━━━ SUPPLIED DATA

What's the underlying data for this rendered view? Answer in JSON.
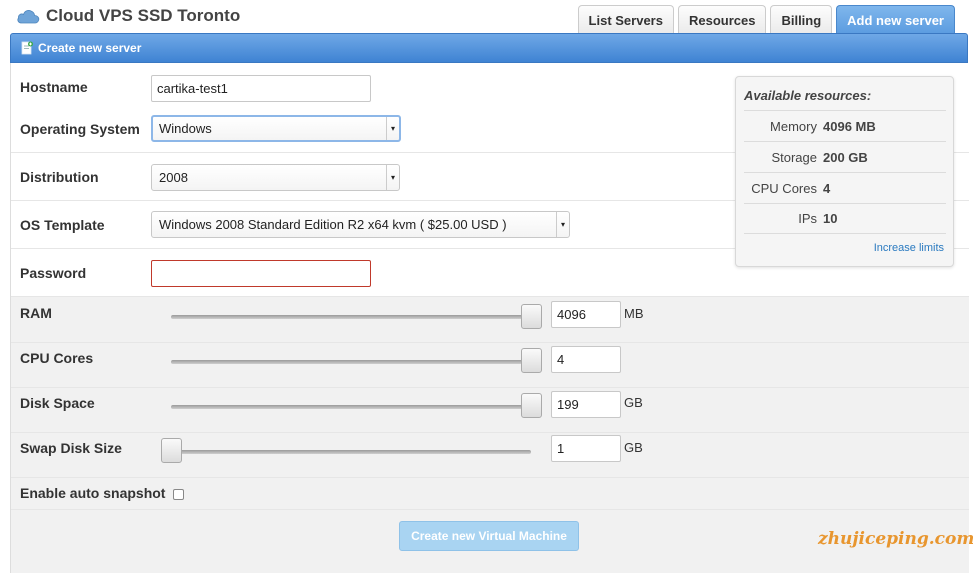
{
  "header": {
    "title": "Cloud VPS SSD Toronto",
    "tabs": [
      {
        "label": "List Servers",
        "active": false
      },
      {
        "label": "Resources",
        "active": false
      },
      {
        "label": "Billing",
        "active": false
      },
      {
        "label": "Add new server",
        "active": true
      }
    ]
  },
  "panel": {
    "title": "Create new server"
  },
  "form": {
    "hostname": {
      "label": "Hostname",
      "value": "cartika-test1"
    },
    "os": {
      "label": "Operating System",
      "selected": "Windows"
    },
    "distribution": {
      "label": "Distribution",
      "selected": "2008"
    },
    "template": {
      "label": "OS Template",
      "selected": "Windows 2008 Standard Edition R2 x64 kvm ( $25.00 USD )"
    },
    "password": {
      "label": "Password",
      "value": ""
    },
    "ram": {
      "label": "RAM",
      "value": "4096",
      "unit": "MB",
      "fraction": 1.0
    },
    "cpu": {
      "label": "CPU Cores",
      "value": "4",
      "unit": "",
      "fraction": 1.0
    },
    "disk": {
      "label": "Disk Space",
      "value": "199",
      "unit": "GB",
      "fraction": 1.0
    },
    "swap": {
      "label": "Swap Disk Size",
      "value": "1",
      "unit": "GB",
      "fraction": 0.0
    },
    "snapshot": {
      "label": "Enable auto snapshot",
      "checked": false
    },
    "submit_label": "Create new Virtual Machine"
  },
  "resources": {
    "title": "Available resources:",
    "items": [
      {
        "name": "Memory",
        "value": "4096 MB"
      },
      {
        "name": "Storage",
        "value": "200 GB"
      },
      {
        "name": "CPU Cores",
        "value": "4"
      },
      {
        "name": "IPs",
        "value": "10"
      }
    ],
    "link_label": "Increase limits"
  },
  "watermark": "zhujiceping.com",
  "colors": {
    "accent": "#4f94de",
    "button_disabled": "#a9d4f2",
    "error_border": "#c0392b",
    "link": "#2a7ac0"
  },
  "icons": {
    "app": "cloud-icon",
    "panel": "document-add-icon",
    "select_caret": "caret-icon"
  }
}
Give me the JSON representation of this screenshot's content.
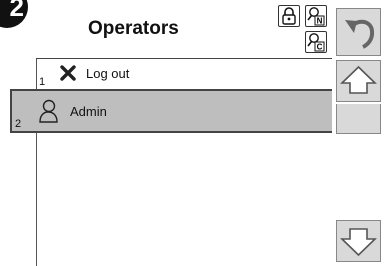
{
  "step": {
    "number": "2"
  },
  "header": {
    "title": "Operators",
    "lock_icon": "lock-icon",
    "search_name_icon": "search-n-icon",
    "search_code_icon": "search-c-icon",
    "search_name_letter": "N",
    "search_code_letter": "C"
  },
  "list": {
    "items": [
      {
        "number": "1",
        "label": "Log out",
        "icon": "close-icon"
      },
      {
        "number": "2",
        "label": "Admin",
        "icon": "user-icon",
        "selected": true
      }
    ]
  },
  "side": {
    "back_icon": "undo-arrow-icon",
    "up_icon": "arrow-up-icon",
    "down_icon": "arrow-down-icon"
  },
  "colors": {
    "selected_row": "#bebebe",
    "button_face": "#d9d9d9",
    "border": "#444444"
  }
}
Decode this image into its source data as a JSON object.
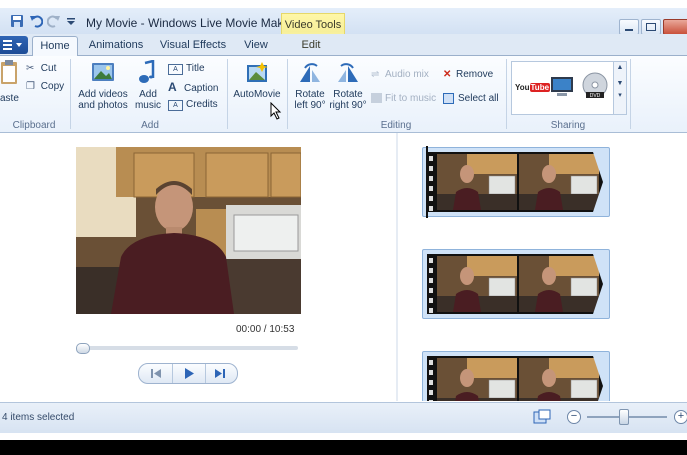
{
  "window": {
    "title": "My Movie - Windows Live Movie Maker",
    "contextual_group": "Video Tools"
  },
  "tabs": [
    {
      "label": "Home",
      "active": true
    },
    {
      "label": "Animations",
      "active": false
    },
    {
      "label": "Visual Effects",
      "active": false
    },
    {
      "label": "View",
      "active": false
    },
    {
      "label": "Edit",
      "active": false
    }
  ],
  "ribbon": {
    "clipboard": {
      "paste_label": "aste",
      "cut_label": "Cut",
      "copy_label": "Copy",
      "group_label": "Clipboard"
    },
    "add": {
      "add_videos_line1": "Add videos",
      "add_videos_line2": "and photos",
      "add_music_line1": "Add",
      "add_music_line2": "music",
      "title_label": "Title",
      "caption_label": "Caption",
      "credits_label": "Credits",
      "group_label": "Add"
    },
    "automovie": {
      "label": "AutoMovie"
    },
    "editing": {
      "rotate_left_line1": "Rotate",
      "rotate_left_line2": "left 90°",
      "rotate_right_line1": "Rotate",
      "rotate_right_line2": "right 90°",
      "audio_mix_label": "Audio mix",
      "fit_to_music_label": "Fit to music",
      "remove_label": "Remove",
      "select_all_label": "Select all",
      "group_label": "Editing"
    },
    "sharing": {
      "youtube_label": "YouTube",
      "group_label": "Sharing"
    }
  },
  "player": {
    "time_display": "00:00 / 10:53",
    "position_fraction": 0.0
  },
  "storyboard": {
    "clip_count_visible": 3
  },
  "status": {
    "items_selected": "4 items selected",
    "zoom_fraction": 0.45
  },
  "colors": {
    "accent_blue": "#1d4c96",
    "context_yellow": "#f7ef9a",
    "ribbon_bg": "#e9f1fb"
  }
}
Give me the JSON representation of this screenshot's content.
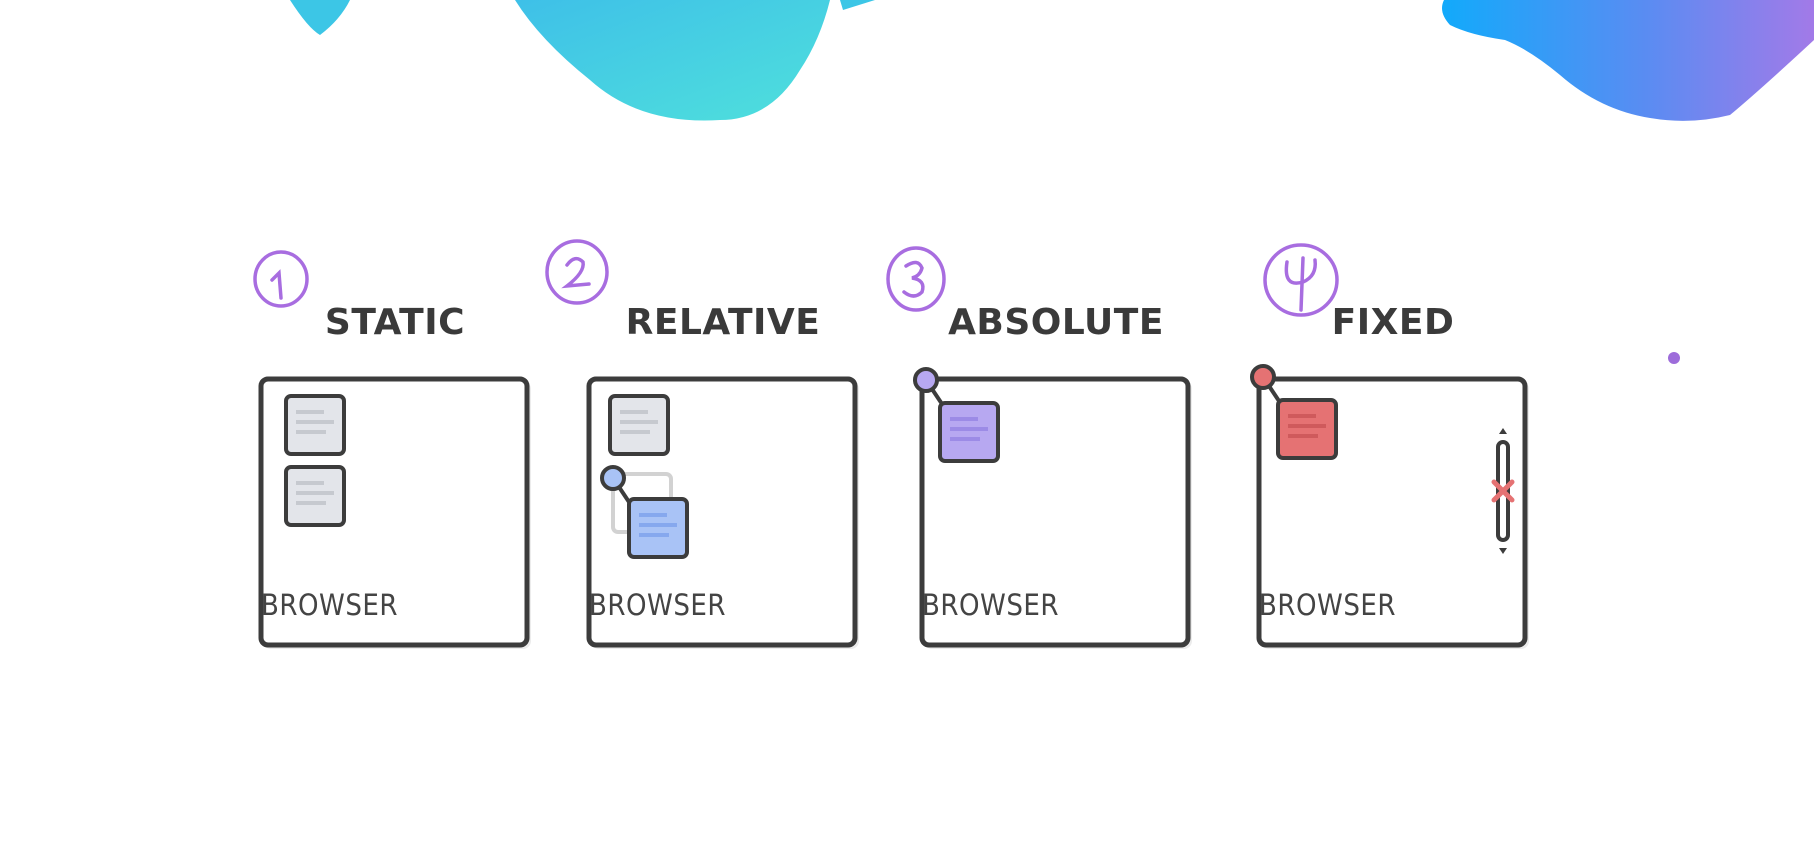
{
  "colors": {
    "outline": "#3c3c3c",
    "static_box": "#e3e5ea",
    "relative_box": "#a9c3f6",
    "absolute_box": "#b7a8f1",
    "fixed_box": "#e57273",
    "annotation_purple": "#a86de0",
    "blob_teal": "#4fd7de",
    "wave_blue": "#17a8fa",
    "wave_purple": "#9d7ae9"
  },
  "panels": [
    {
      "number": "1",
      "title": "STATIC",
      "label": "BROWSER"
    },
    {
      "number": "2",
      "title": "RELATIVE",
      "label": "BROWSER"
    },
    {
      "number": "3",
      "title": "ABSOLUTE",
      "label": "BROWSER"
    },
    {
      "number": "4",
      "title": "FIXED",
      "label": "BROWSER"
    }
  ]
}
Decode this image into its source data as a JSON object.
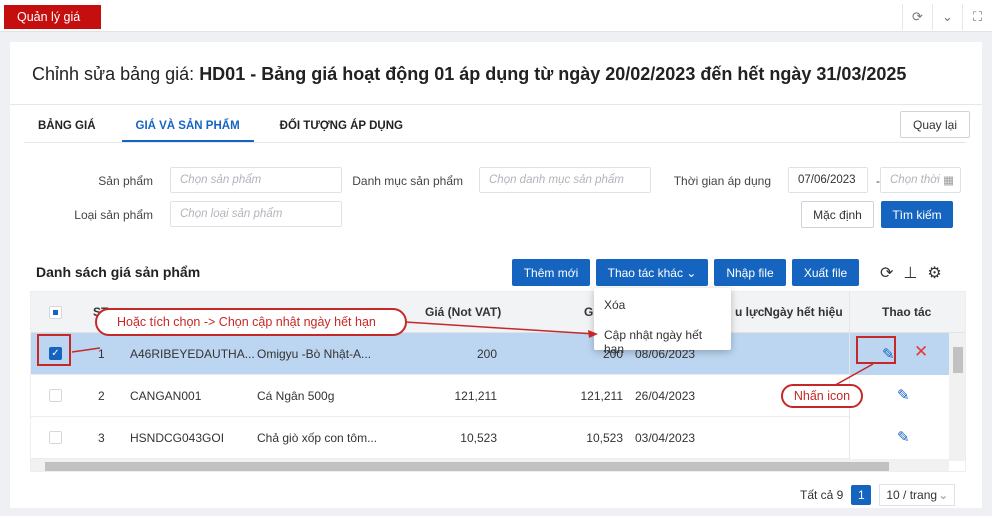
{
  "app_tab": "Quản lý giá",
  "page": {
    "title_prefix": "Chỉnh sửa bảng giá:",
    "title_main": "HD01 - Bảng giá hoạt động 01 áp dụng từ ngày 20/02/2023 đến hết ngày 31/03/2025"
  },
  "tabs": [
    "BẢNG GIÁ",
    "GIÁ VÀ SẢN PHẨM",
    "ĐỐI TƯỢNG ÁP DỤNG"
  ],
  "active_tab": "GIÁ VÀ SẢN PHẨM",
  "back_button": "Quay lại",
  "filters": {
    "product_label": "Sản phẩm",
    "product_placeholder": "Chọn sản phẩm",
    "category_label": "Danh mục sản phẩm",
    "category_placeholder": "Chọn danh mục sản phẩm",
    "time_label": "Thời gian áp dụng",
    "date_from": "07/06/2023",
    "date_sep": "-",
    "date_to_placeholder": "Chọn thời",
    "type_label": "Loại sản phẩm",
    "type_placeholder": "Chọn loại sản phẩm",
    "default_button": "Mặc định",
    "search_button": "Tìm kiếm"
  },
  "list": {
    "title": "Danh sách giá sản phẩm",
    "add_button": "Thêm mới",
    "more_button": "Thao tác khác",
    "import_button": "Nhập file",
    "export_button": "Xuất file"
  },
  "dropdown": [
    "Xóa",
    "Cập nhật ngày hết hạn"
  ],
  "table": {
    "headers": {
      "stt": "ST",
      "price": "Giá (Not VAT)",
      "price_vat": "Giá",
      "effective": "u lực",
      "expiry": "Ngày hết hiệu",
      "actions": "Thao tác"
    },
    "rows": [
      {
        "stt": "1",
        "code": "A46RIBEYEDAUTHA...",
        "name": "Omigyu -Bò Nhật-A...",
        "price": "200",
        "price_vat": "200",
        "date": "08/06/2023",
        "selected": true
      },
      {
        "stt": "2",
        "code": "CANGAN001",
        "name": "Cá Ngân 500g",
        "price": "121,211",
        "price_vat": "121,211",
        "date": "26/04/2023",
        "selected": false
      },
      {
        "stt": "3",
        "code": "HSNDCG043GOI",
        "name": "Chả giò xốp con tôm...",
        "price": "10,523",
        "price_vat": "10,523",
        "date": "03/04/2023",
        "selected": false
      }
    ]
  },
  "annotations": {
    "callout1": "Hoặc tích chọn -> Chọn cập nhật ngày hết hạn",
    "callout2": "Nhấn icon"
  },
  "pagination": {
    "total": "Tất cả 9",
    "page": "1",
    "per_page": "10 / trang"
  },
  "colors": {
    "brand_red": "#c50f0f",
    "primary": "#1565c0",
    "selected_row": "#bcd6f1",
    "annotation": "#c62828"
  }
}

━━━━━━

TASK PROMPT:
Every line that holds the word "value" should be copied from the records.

SOLVED EXERCISE:
      "value": "cartika-test1"
      "value": ""
      "value": "4096",
      "value": "4",
      "value": "199",
      "value": "1",
        "value": "4096 MB"
        "value": "200 GB"
        "value": "4"
        "value": "10"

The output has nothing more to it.